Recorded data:

══════

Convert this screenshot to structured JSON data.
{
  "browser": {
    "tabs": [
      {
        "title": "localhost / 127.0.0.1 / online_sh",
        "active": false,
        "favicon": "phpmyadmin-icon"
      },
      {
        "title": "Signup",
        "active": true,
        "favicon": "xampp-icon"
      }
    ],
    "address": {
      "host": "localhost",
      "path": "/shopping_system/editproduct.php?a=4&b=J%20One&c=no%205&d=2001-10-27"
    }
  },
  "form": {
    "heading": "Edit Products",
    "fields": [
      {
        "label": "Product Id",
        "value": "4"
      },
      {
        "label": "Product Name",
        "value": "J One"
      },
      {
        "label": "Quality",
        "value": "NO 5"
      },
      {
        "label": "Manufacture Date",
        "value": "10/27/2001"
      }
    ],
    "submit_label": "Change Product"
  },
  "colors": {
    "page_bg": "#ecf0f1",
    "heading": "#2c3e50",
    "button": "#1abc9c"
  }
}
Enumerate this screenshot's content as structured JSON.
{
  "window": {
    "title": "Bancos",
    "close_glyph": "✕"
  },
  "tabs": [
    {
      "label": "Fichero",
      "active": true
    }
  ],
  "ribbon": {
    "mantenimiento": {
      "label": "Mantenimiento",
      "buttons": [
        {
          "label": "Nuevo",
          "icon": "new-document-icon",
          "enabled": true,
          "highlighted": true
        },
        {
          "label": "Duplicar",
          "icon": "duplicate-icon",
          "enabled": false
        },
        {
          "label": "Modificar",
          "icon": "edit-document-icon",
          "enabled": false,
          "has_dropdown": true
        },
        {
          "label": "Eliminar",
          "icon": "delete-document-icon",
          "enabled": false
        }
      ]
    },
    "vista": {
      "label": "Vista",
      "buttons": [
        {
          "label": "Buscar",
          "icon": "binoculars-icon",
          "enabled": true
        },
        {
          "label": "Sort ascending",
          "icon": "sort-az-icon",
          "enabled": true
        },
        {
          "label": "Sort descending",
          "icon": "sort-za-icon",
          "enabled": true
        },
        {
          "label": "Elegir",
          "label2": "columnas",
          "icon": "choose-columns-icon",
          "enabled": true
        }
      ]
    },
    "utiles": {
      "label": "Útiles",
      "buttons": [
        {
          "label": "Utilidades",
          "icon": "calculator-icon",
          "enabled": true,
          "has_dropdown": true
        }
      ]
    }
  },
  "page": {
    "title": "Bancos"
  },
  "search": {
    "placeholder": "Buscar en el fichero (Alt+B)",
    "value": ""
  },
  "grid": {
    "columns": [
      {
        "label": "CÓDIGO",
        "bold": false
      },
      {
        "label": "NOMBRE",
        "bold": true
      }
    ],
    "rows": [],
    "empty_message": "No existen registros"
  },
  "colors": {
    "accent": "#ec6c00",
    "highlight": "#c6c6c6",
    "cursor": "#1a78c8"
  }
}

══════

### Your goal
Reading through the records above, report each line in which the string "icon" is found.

### Reply to the task
        "favicon": "phpmyadmin-icon"
        "favicon": "xampp-icon"
          "icon": "new-document-icon",
          "icon": "duplicate-icon",
          "icon": "edit-document-icon",
          "icon": "delete-document-icon",
          "icon": "binoculars-icon",
          "icon": "sort-az-icon",
          "icon": "sort-za-icon",
          "icon": "choose-columns-icon",
          "icon": "calculator-icon",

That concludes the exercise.